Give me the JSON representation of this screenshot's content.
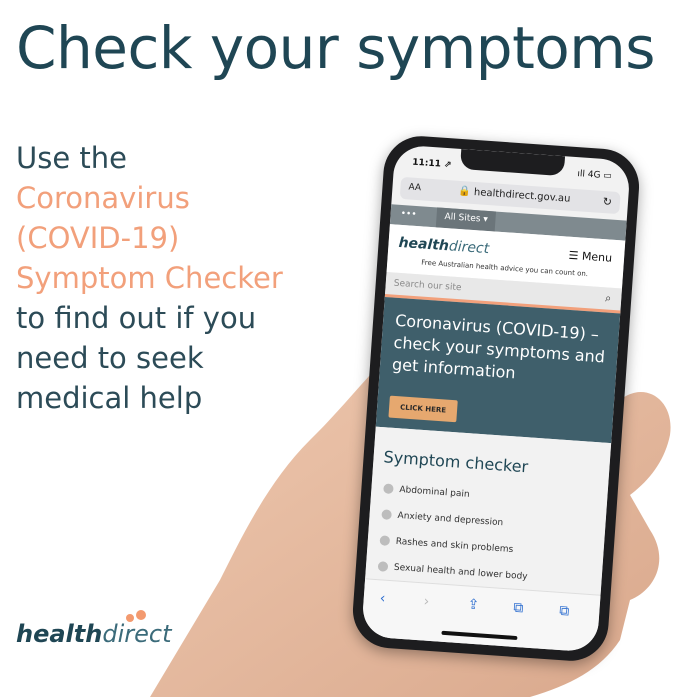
{
  "headline": "Check your symptoms",
  "promo": {
    "line1": "Use the",
    "accent1": "Coronavirus",
    "accent2": "(COVID-19)",
    "accent3": "Symptom Checker",
    "line5": "to find out if you",
    "line6": "need to seek",
    "line7": "medical help"
  },
  "brand": {
    "part1": "health",
    "part2": "direct"
  },
  "phone": {
    "status_time": "11:11 ⇗",
    "status_signal": "ıll 4G ▭",
    "url_aa": "AA",
    "url": "🔒 healthdirect.gov.au",
    "reload_icon": "↻",
    "nav_home": "•••",
    "nav_sites": "All Sites ▾",
    "site_logo_1": "health",
    "site_logo_2": "direct",
    "menu": "☰ Menu",
    "tagline": "Free Australian health advice you can count on.",
    "search_placeholder": "Search our site",
    "search_icon": "⌕",
    "hero_title": "Coronavirus (COVID-19) – check your symptoms and get information",
    "hero_cta": "CLICK HERE",
    "checker_heading": "Symptom checker",
    "checker_items": [
      "Abdominal pain",
      "Anxiety and depression",
      "Rashes and skin problems",
      "Sexual health and lower body"
    ],
    "toolbar_icons": [
      "‹",
      "›",
      "⇪",
      "⧉",
      "⧉"
    ]
  },
  "colors": {
    "navy": "#1f4654",
    "accent": "#f2a07b",
    "hero": "#3f5f6b"
  }
}
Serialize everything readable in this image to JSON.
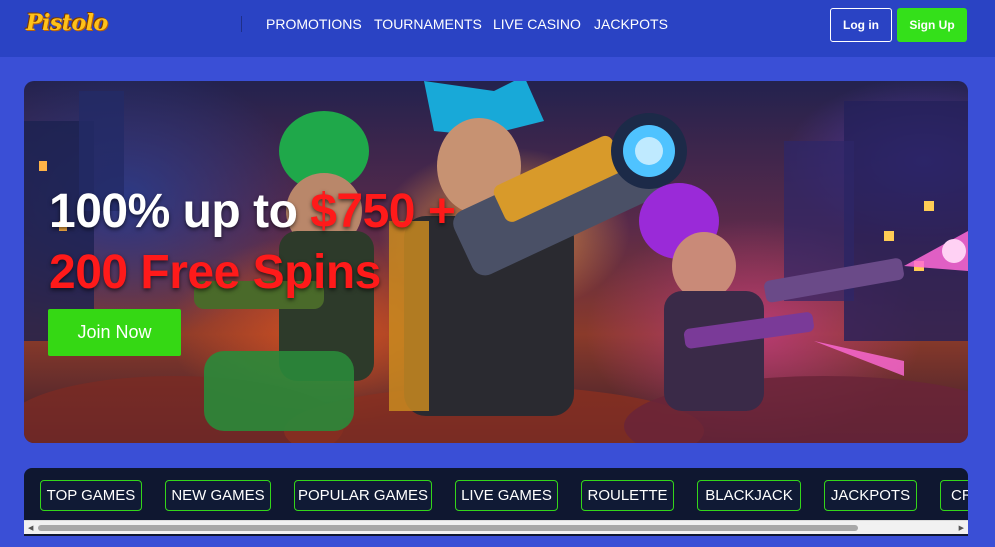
{
  "header": {
    "logo_text": "Pistolo",
    "nav": [
      {
        "label": "PROMOTIONS"
      },
      {
        "label": "TOURNAMENTS"
      },
      {
        "label": "LIVE CASINO"
      },
      {
        "label": "JACKPOTS"
      }
    ],
    "login_label": "Log in",
    "signup_label": "Sign Up"
  },
  "banner": {
    "line1_white": "100% up to ",
    "line1_red": "$750 +",
    "line2_red": "200 Free Spins",
    "cta_label": "Join Now"
  },
  "categories": [
    {
      "label": "TOP GAMES"
    },
    {
      "label": "NEW GAMES"
    },
    {
      "label": "POPULAR GAMES"
    },
    {
      "label": "LIVE GAMES"
    },
    {
      "label": "ROULETTE"
    },
    {
      "label": "BLACKJACK"
    },
    {
      "label": "JACKPOTS"
    },
    {
      "label": "CR"
    }
  ],
  "colors": {
    "page_bg": "#3a4fd6",
    "header_bg": "#2a43c4",
    "accent_green": "#34e01a",
    "headline_red": "#ff1a1a",
    "catbar_bg": "#0f1730"
  },
  "icons": {
    "scroll_left": "triangle-left-icon",
    "scroll_right": "triangle-right-icon"
  }
}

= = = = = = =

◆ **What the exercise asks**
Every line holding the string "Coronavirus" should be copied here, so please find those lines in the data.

◆ **Reply**
    "accent1": "Coronavirus",
    "hero_title": "Coronavirus (COVID-19) – check your symptoms and get information",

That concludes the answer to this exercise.